Description of the task:
Can you output the records below exactly as they are written?
=== Material provided ===
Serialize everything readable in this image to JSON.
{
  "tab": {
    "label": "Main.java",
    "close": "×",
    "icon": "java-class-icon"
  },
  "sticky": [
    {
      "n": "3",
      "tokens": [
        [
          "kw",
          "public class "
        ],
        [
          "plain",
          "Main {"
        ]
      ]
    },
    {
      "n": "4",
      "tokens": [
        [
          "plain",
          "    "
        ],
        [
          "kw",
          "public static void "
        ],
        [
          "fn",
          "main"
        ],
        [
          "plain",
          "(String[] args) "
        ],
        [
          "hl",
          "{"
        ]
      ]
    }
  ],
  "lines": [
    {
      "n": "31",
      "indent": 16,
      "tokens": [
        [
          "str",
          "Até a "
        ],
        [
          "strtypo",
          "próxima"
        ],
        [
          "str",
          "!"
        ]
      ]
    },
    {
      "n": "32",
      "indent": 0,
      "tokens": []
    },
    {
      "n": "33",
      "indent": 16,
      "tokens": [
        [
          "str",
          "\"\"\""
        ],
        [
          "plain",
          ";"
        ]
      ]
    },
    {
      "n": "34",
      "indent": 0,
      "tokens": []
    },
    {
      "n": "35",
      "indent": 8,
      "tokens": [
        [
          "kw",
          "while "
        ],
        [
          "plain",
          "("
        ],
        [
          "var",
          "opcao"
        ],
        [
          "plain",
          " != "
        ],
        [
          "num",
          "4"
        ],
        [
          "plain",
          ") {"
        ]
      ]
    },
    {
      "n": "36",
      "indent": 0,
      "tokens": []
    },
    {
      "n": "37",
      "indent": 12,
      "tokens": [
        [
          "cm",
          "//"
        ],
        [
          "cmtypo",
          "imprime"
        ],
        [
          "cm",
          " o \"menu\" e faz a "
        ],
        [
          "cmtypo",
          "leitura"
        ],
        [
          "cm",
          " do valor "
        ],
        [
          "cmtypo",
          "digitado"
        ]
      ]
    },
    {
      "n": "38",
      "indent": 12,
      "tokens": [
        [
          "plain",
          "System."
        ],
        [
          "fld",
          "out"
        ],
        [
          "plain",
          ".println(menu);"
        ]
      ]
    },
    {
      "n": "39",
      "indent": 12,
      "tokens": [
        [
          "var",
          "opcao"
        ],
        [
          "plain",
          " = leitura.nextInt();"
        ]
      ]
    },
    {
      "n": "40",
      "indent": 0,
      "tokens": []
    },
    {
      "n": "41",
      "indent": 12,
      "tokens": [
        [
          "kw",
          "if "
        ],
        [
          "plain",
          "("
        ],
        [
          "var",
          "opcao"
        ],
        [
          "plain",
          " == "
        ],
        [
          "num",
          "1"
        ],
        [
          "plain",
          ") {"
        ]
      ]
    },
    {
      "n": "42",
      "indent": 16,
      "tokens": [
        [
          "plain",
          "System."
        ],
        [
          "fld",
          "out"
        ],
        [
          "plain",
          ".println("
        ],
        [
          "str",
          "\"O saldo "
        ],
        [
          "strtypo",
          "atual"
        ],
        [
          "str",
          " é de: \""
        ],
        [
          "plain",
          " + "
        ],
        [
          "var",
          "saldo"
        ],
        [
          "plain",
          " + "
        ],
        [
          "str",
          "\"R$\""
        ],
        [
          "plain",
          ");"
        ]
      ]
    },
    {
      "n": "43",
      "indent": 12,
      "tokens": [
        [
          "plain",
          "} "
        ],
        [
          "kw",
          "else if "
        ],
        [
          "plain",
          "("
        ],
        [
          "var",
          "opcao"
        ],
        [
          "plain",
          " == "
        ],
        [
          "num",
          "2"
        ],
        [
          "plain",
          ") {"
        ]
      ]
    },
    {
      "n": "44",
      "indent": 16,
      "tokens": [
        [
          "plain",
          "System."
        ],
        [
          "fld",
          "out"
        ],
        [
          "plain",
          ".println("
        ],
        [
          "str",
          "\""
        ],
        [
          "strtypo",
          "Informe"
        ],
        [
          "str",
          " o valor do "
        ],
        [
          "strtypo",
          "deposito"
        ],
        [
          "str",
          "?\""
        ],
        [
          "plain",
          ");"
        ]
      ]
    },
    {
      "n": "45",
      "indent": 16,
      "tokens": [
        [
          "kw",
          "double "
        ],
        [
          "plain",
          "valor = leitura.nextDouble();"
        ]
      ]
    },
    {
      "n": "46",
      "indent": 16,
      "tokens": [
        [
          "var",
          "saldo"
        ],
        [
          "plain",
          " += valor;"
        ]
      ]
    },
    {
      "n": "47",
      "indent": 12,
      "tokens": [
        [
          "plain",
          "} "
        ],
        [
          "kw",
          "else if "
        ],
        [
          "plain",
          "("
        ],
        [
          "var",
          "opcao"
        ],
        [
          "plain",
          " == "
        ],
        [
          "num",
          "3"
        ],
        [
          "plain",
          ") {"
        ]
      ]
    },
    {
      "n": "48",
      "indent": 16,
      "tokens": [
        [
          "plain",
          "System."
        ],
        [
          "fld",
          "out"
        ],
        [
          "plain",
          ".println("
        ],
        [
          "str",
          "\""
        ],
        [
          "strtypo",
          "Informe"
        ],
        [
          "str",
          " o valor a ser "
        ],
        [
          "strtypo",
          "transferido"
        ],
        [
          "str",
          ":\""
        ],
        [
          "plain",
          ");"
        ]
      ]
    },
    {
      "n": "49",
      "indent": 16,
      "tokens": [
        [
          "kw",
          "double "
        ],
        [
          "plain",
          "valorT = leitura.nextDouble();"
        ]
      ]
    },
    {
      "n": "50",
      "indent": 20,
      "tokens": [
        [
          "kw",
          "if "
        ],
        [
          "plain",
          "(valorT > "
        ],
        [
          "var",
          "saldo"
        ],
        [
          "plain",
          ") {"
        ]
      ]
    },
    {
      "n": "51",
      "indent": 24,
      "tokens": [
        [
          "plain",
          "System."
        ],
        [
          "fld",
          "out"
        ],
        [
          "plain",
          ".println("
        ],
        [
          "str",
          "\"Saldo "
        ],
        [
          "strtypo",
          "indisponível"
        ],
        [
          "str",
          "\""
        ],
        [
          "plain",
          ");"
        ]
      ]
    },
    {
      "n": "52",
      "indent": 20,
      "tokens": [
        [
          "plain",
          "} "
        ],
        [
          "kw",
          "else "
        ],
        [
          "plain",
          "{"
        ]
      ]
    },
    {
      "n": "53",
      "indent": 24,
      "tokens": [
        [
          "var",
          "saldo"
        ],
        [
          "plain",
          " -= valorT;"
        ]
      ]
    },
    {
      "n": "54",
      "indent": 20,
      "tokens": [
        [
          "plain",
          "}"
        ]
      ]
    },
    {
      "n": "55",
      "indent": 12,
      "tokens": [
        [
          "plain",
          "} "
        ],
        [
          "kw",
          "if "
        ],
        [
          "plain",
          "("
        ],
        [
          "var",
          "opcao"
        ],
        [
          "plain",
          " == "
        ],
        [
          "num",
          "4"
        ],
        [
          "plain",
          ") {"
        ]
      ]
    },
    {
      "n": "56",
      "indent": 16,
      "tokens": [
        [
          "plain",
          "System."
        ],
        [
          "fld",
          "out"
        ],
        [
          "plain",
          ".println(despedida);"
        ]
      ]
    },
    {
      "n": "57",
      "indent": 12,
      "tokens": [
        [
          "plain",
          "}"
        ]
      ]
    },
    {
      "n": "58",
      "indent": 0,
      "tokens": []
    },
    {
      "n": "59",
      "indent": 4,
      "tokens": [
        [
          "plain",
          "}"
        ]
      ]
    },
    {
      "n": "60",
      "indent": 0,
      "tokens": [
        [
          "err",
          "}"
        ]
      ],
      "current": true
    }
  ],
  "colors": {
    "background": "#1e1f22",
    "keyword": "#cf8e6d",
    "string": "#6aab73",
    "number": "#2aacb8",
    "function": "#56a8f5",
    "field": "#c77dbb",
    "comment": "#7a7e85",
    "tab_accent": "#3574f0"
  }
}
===
Problem solution:
Serialize everything readable in this image to JSON.
{
  "tab": {
    "label": "Main.java",
    "close": "×",
    "icon": "java-class-icon"
  },
  "sticky": [
    {
      "n": "3",
      "tokens": [
        [
          "kw",
          "public class "
        ],
        [
          "plain",
          "Main {"
        ]
      ]
    },
    {
      "n": "4",
      "tokens": [
        [
          "plain",
          "    "
        ],
        [
          "kw",
          "public static void "
        ],
        [
          "fn",
          "main"
        ],
        [
          "plain",
          "(String[] args) "
        ],
        [
          "hl",
          "{"
        ]
      ]
    }
  ],
  "lines": [
    {
      "n": "31",
      "indent": 16,
      "tokens": [
        [
          "str",
          "Até a "
        ],
        [
          "strtypo",
          "próxima"
        ],
        [
          "str",
          "!"
        ]
      ]
    },
    {
      "n": "32",
      "indent": 0,
      "tokens": []
    },
    {
      "n": "33",
      "indent": 16,
      "tokens": [
        [
          "str",
          "\"\"\""
        ],
        [
          "plain",
          ";"
        ]
      ]
    },
    {
      "n": "34",
      "indent": 0,
      "tokens": []
    },
    {
      "n": "35",
      "indent": 8,
      "tokens": [
        [
          "kw",
          "while "
        ],
        [
          "plain",
          "("
        ],
        [
          "var",
          "opcao"
        ],
        [
          "plain",
          " != "
        ],
        [
          "num",
          "4"
        ],
        [
          "plain",
          ") {"
        ]
      ]
    },
    {
      "n": "36",
      "indent": 0,
      "tokens": []
    },
    {
      "n": "37",
      "indent": 12,
      "tokens": [
        [
          "cm",
          "//"
        ],
        [
          "cmtypo",
          "imprime"
        ],
        [
          "cm",
          " o \"menu\" e faz a "
        ],
        [
          "cmtypo",
          "leitura"
        ],
        [
          "cm",
          " do valor "
        ],
        [
          "cmtypo",
          "digitado"
        ]
      ]
    },
    {
      "n": "38",
      "indent": 12,
      "tokens": [
        [
          "plain",
          "System."
        ],
        [
          "fld",
          "out"
        ],
        [
          "plain",
          ".println(menu);"
        ]
      ]
    },
    {
      "n": "39",
      "indent": 12,
      "tokens": [
        [
          "var",
          "opcao"
        ],
        [
          "plain",
          " = leitura.nextInt();"
        ]
      ]
    },
    {
      "n": "40",
      "indent": 0,
      "tokens": []
    },
    {
      "n": "41",
      "indent": 12,
      "tokens": [
        [
          "kw",
          "if "
        ],
        [
          "plain",
          "("
        ],
        [
          "var",
          "opcao"
        ],
        [
          "plain",
          " == "
        ],
        [
          "num",
          "1"
        ],
        [
          "plain",
          ") {"
        ]
      ]
    },
    {
      "n": "42",
      "indent": 16,
      "tokens": [
        [
          "plain",
          "System."
        ],
        [
          "fld",
          "out"
        ],
        [
          "plain",
          ".println("
        ],
        [
          "str",
          "\"O saldo "
        ],
        [
          "strtypo",
          "atual"
        ],
        [
          "str",
          " é de: \""
        ],
        [
          "plain",
          " + "
        ],
        [
          "var",
          "saldo"
        ],
        [
          "plain",
          " + "
        ],
        [
          "str",
          "\"R$\""
        ],
        [
          "plain",
          ");"
        ]
      ]
    },
    {
      "n": "43",
      "indent": 12,
      "tokens": [
        [
          "plain",
          "} "
        ],
        [
          "kw",
          "else if "
        ],
        [
          "plain",
          "("
        ],
        [
          "var",
          "opcao"
        ],
        [
          "plain",
          " == "
        ],
        [
          "num",
          "2"
        ],
        [
          "plain",
          ") {"
        ]
      ]
    },
    {
      "n": "44",
      "indent": 16,
      "tokens": [
        [
          "plain",
          "System."
        ],
        [
          "fld",
          "out"
        ],
        [
          "plain",
          ".println("
        ],
        [
          "str",
          "\""
        ],
        [
          "strtypo",
          "Informe"
        ],
        [
          "str",
          " o valor do "
        ],
        [
          "strtypo",
          "deposito"
        ],
        [
          "str",
          "?\""
        ],
        [
          "plain",
          ");"
        ]
      ]
    },
    {
      "n": "45",
      "indent": 16,
      "tokens": [
        [
          "kw",
          "double "
        ],
        [
          "plain",
          "valor = leitura.nextDouble();"
        ]
      ]
    },
    {
      "n": "46",
      "indent": 16,
      "tokens": [
        [
          "var",
          "saldo"
        ],
        [
          "plain",
          " += valor;"
        ]
      ]
    },
    {
      "n": "47",
      "indent": 12,
      "tokens": [
        [
          "plain",
          "} "
        ],
        [
          "kw",
          "else if "
        ],
        [
          "plain",
          "("
        ],
        [
          "var",
          "opcao"
        ],
        [
          "plain",
          " == "
        ],
        [
          "num",
          "3"
        ],
        [
          "plain",
          ") {"
        ]
      ]
    },
    {
      "n": "48",
      "indent": 16,
      "tokens": [
        [
          "plain",
          "System."
        ],
        [
          "fld",
          "out"
        ],
        [
          "plain",
          ".println("
        ],
        [
          "str",
          "\""
        ],
        [
          "strtypo",
          "Informe"
        ],
        [
          "str",
          " o valor a ser "
        ],
        [
          "strtypo",
          "transferido"
        ],
        [
          "str",
          ":\""
        ],
        [
          "plain",
          ");"
        ]
      ]
    },
    {
      "n": "49",
      "indent": 16,
      "tokens": [
        [
          "kw",
          "double "
        ],
        [
          "plain",
          "valorT = leitura.nextDouble();"
        ]
      ]
    },
    {
      "n": "50",
      "indent": 20,
      "tokens": [
        [
          "kw",
          "if "
        ],
        [
          "plain",
          "(valorT > "
        ],
        [
          "var",
          "saldo"
        ],
        [
          "plain",
          ") {"
        ]
      ]
    },
    {
      "n": "51",
      "indent": 24,
      "tokens": [
        [
          "plain",
          "System."
        ],
        [
          "fld",
          "out"
        ],
        [
          "plain",
          ".println("
        ],
        [
          "str",
          "\"Saldo "
        ],
        [
          "strtypo",
          "indisponível"
        ],
        [
          "str",
          "\""
        ],
        [
          "plain",
          ");"
        ]
      ]
    },
    {
      "n": "52",
      "indent": 20,
      "tokens": [
        [
          "plain",
          "} "
        ],
        [
          "kw",
          "else "
        ],
        [
          "plain",
          "{"
        ]
      ]
    },
    {
      "n": "53",
      "indent": 24,
      "tokens": [
        [
          "var",
          "saldo"
        ],
        [
          "plain",
          " -= valorT;"
        ]
      ]
    },
    {
      "n": "54",
      "indent": 20,
      "tokens": [
        [
          "plain",
          "}"
        ]
      ]
    },
    {
      "n": "55",
      "indent": 12,
      "tokens": [
        [
          "plain",
          "} "
        ],
        [
          "kw",
          "if "
        ],
        [
          "plain",
          "("
        ],
        [
          "var",
          "opcao"
        ],
        [
          "plain",
          " == "
        ],
        [
          "num",
          "4"
        ],
        [
          "plain",
          ") {"
        ]
      ]
    },
    {
      "n": "56",
      "indent": 16,
      "tokens": [
        [
          "plain",
          "System."
        ],
        [
          "fld",
          "out"
        ],
        [
          "plain",
          ".println(despedida);"
        ]
      ]
    },
    {
      "n": "57",
      "indent": 12,
      "tokens": [
        [
          "plain",
          "}"
        ]
      ]
    },
    {
      "n": "58",
      "indent": 0,
      "tokens": []
    },
    {
      "n": "59",
      "indent": 4,
      "tokens": [
        [
          "plain",
          "}"
        ]
      ]
    },
    {
      "n": "60",
      "indent": 0,
      "tokens": [
        [
          "err",
          "}"
        ]
      ],
      "current": true
    }
  ],
  "colors": {
    "background": "#1e1f22",
    "keyword": "#cf8e6d",
    "string": "#6aab73",
    "number": "#2aacb8",
    "function": "#56a8f5",
    "field": "#c77dbb",
    "comment": "#7a7e85",
    "tab_accent": "#3574f0"
  }
}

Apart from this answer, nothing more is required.